[Start of Attachment]

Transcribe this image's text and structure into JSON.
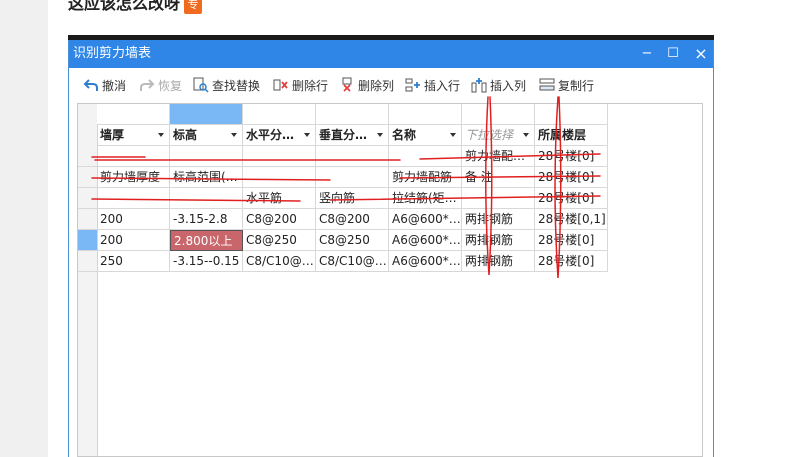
{
  "page": {
    "question": "这应该怎么改呀",
    "badge": "专"
  },
  "window": {
    "title": "识别剪力墙表",
    "minimize": "−",
    "maximize": "☐",
    "close": "×"
  },
  "toolbar": {
    "undo": "撤消",
    "redo": "恢复",
    "find_replace": "查找替换",
    "delete_row": "删除行",
    "delete_col": "删除列",
    "insert_row": "插入行",
    "insert_col": "插入列",
    "copy_row": "复制行"
  },
  "table": {
    "headers": [
      "墙厚",
      "标高",
      "水平分…",
      "垂直分…",
      "名称",
      "下拉选择",
      "所属楼层"
    ],
    "rows": [
      [
        "",
        "",
        "",
        "",
        "",
        "剪力墙配…",
        "28号楼[0]"
      ],
      [
        "剪力墙厚度",
        "标高范围(…",
        "",
        "",
        "剪力墙配筋",
        "备 注",
        "28号楼[0]"
      ],
      [
        "",
        "",
        "水平筋",
        "竖向筋",
        "拉结筋(矩…",
        "",
        "28号楼[0]"
      ],
      [
        "200",
        "-3.15-2.8",
        "C8@200",
        "C8@200",
        "A6@600*…",
        "两排钢筋",
        "28号楼[0,1]"
      ],
      [
        "200",
        "2.800以上",
        "C8@250",
        "C8@250",
        "A6@600*…",
        "两排钢筋",
        "28号楼[0]"
      ],
      [
        "250",
        "-3.15--0.15",
        "C8/C10@…",
        "C8/C10@…",
        "A6@600*…",
        "两排钢筋",
        "28号楼[0]"
      ]
    ]
  },
  "colors": {
    "titlebar": "#2f86e6",
    "selected_header": "#7ab8f5",
    "highlight_cell": "#c9666c",
    "annotation": "#e02020"
  }
}
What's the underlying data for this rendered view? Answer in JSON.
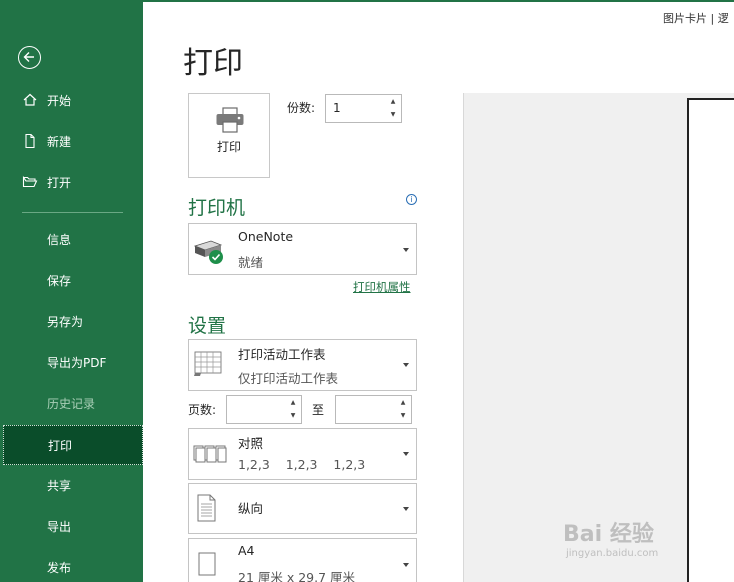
{
  "header": {
    "title": "打印",
    "top_right_text": "图片卡片 | 逻"
  },
  "sidebar": {
    "items": [
      {
        "label": "开始"
      },
      {
        "label": "新建"
      },
      {
        "label": "打开"
      },
      {
        "label": "信息"
      },
      {
        "label": "保存"
      },
      {
        "label": "另存为"
      },
      {
        "label": "导出为PDF"
      },
      {
        "label": "历史记录"
      },
      {
        "label": "打印"
      },
      {
        "label": "共享"
      },
      {
        "label": "导出"
      },
      {
        "label": "发布"
      }
    ]
  },
  "print": {
    "button_label": "打印",
    "copies_label": "份数:",
    "copies_value": "1"
  },
  "printer": {
    "heading": "打印机",
    "name": "OneNote",
    "status": "就绪",
    "properties_link": "打印机属性"
  },
  "settings": {
    "heading": "设置",
    "scope_title": "打印活动工作表",
    "scope_desc": "仅打印活动工作表",
    "pages_label": "页数:",
    "pages_from": "",
    "to_label": "至",
    "pages_to": "",
    "collate_title": "对照",
    "collate_desc": "1,2,3    1,2,3    1,2,3",
    "orientation_title": "纵向",
    "paper_title": "A4",
    "paper_desc": "21 厘米 x 29.7 厘米"
  },
  "watermark": {
    "main": "Bai 经验",
    "sub": "jingyan.baidu.com"
  },
  "colors": {
    "accent": "#217346",
    "active_nav": "#0a4d2a"
  }
}
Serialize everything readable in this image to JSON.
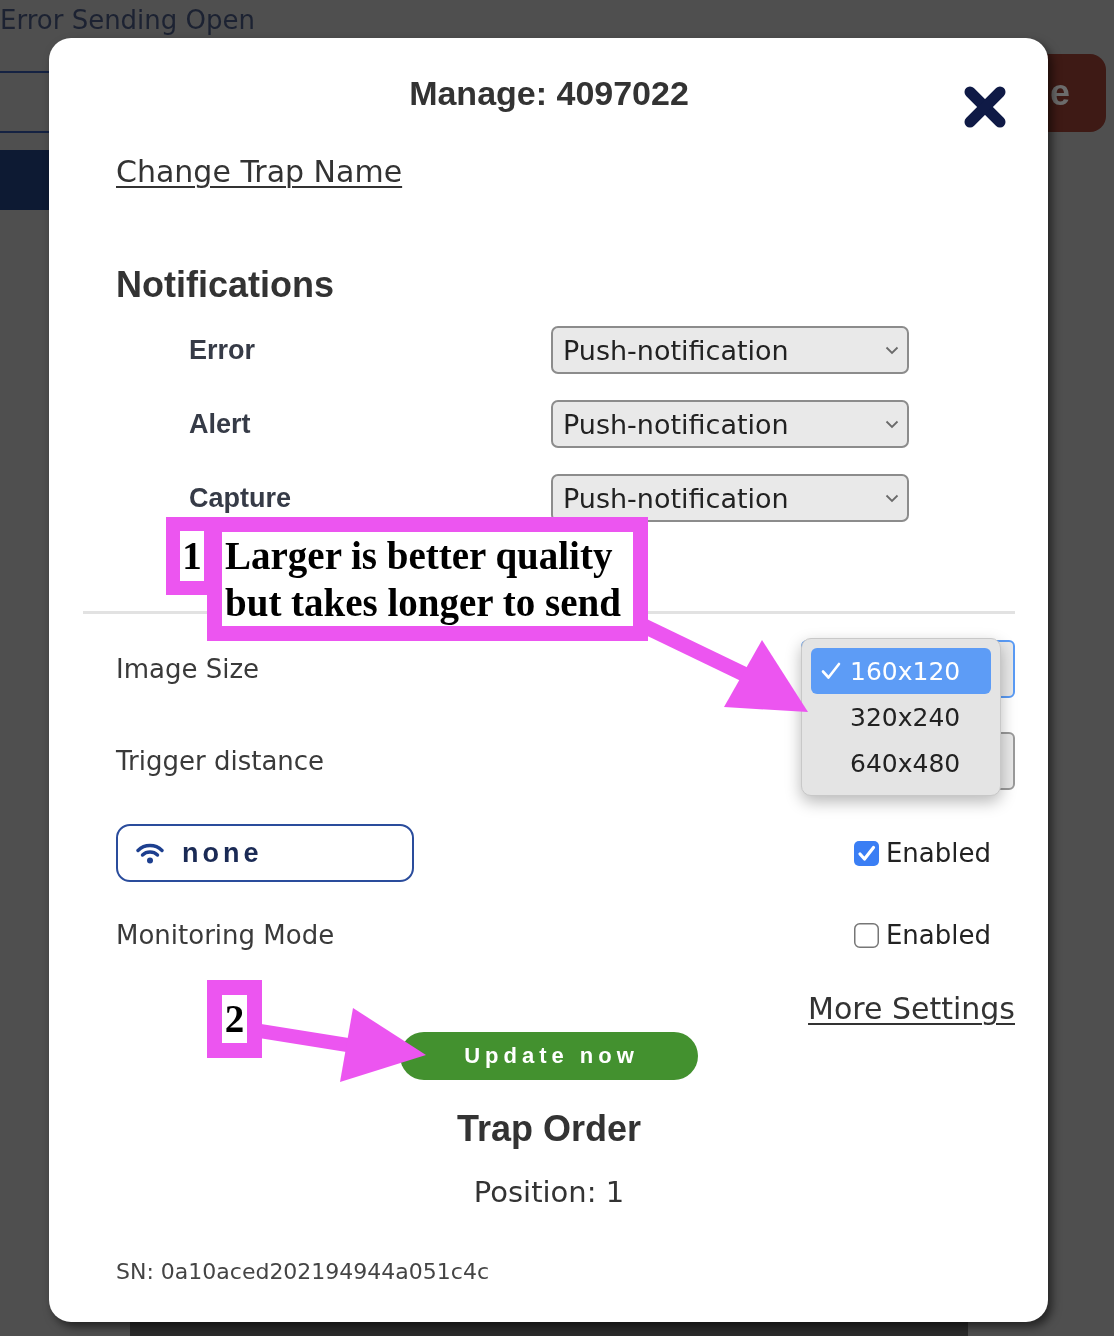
{
  "background": {
    "status_text": "Error Sending Open",
    "button_label": "e"
  },
  "modal": {
    "title": "Manage: 4097022",
    "rename_link": "Change Trap Name"
  },
  "notifications": {
    "heading": "Notifications",
    "rows": [
      {
        "label": "Error",
        "value": "Push-notification"
      },
      {
        "label": "Alert",
        "value": "Push-notification"
      },
      {
        "label": "Capture",
        "value": "Push-notification"
      }
    ]
  },
  "settings": [
    {
      "kind": "select",
      "label": "Image Size",
      "focused": true,
      "dropdown": {
        "open": true,
        "options": [
          {
            "label": "160x120",
            "selected": true
          },
          {
            "label": "320x240",
            "selected": false
          },
          {
            "label": "640x480",
            "selected": false
          }
        ]
      }
    },
    {
      "kind": "select",
      "label": "Trigger distance",
      "focused": false
    },
    {
      "kind": "wifi",
      "button_label": "none",
      "checkbox": {
        "label": "Enabled",
        "checked": true
      }
    },
    {
      "kind": "toggle",
      "label": "Monitoring Mode",
      "checkbox": {
        "label": "Enabled",
        "checked": false
      }
    }
  ],
  "more_settings_link": "More Settings",
  "update_button": "Update now",
  "trap_order": {
    "heading": "Trap Order",
    "position": "Position: 1"
  },
  "serial_number": "SN: 0a10aced202194944a051c4c",
  "annotations": [
    {
      "number": "1",
      "text": "Larger is better quality but takes longer to send"
    },
    {
      "number": "2"
    }
  ]
}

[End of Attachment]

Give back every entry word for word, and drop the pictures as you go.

Written reply ▸
Transcribe this image's text and structure into JSON.
{
  "page": {
    "question": "这应该怎么改呀",
    "badge": "专"
  },
  "window": {
    "title": "识别剪力墙表",
    "minimize": "−",
    "maximize": "☐",
    "close": "×"
  },
  "toolbar": {
    "undo": "撤消",
    "redo": "恢复",
    "find_replace": "查找替换",
    "delete_row": "删除行",
    "delete_col": "删除列",
    "insert_row": "插入行",
    "insert_col": "插入列",
    "copy_row": "复制行"
  },
  "table": {
    "headers": [
      "墙厚",
      "标高",
      "水平分…",
      "垂直分…",
      "名称",
      "下拉选择",
      "所属楼层"
    ],
    "rows": [
      [
        "",
        "",
        "",
        "",
        "",
        "剪力墙配…",
        "28号楼[0]"
      ],
      [
        "剪力墙厚度",
        "标高范围(…",
        "",
        "",
        "剪力墙配筋",
        "备 注",
        "28号楼[0]"
      ],
      [
        "",
        "",
        "水平筋",
        "竖向筋",
        "拉结筋(矩…",
        "",
        "28号楼[0]"
      ],
      [
        "200",
        "-3.15-2.8",
        "C8@200",
        "C8@200",
        "A6@600*…",
        "两排钢筋",
        "28号楼[0,1]"
      ],
      [
        "200",
        "2.800以上",
        "C8@250",
        "C8@250",
        "A6@600*…",
        "两排钢筋",
        "28号楼[0]"
      ],
      [
        "250",
        "-3.15--0.15",
        "C8/C10@…",
        "C8/C10@…",
        "A6@600*…",
        "两排钢筋",
        "28号楼[0]"
      ]
    ]
  },
  "colors": {
    "titlebar": "#2f86e6",
    "selected_header": "#7ab8f5",
    "highlight_cell": "#c9666c",
    "annotation": "#e02020"
  }
}
What's the underlying data for this rendered view? Answer in JSON.
{
  "header": {
    "title": "打印",
    "top_right_text": "图片卡片 | 逻"
  },
  "sidebar": {
    "items": [
      {
        "label": "开始"
      },
      {
        "label": "新建"
      },
      {
        "label": "打开"
      },
      {
        "label": "信息"
      },
      {
        "label": "保存"
      },
      {
        "label": "另存为"
      },
      {
        "label": "导出为PDF"
      },
      {
        "label": "历史记录"
      },
      {
        "label": "打印"
      },
      {
        "label": "共享"
      },
      {
        "label": "导出"
      },
      {
        "label": "发布"
      }
    ]
  },
  "print": {
    "button_label": "打印",
    "copies_label": "份数:",
    "copies_value": "1"
  },
  "printer": {
    "heading": "打印机",
    "name": "OneNote",
    "status": "就绪",
    "properties_link": "打印机属性"
  },
  "settings": {
    "heading": "设置",
    "scope_title": "打印活动工作表",
    "scope_desc": "仅打印活动工作表",
    "pages_label": "页数:",
    "pages_from": "",
    "to_label": "至",
    "pages_to": "",
    "collate_title": "对照",
    "collate_desc": "1,2,3    1,2,3    1,2,3",
    "orientation_title": "纵向",
    "paper_title": "A4",
    "paper_desc": "21 厘米 x 29.7 厘米"
  },
  "watermark": {
    "main": "Bai 经验",
    "sub": "jingyan.baidu.com"
  },
  "colors": {
    "accent": "#217346",
    "active_nav": "#0a4d2a"
  }
}
Serialize everything readable in this image to JSON.
{
  "background": {
    "status_text": "Error Sending Open",
    "button_label": "e"
  },
  "modal": {
    "title": "Manage: 4097022",
    "rename_link": "Change Trap Name"
  },
  "notifications": {
    "heading": "Notifications",
    "rows": [
      {
        "label": "Error",
        "value": "Push-notification"
      },
      {
        "label": "Alert",
        "value": "Push-notification"
      },
      {
        "label": "Capture",
        "value": "Push-notification"
      }
    ]
  },
  "settings": [
    {
      "kind": "select",
      "label": "Image Size",
      "focused": true,
      "dropdown": {
        "open": true,
        "options": [
          {
            "label": "160x120",
            "selected": true
          },
          {
            "label": "320x240",
            "selected": false
          },
          {
            "label": "640x480",
            "selected": false
          }
        ]
      }
    },
    {
      "kind": "select",
      "label": "Trigger distance",
      "focused": false
    },
    {
      "kind": "wifi",
      "button_label": "none",
      "checkbox": {
        "label": "Enabled",
        "checked": true
      }
    },
    {
      "kind": "toggle",
      "label": "Monitoring Mode",
      "checkbox": {
        "label": "Enabled",
        "checked": false
      }
    }
  ],
  "more_settings_link": "More Settings",
  "update_button": "Update now",
  "trap_order": {
    "heading": "Trap Order",
    "position": "Position: 1"
  },
  "serial_number": "SN: 0a10aced202194944a051c4c",
  "annotations": [
    {
      "number": "1",
      "text": "Larger is better quality but takes longer to send"
    },
    {
      "number": "2"
    }
  ]
}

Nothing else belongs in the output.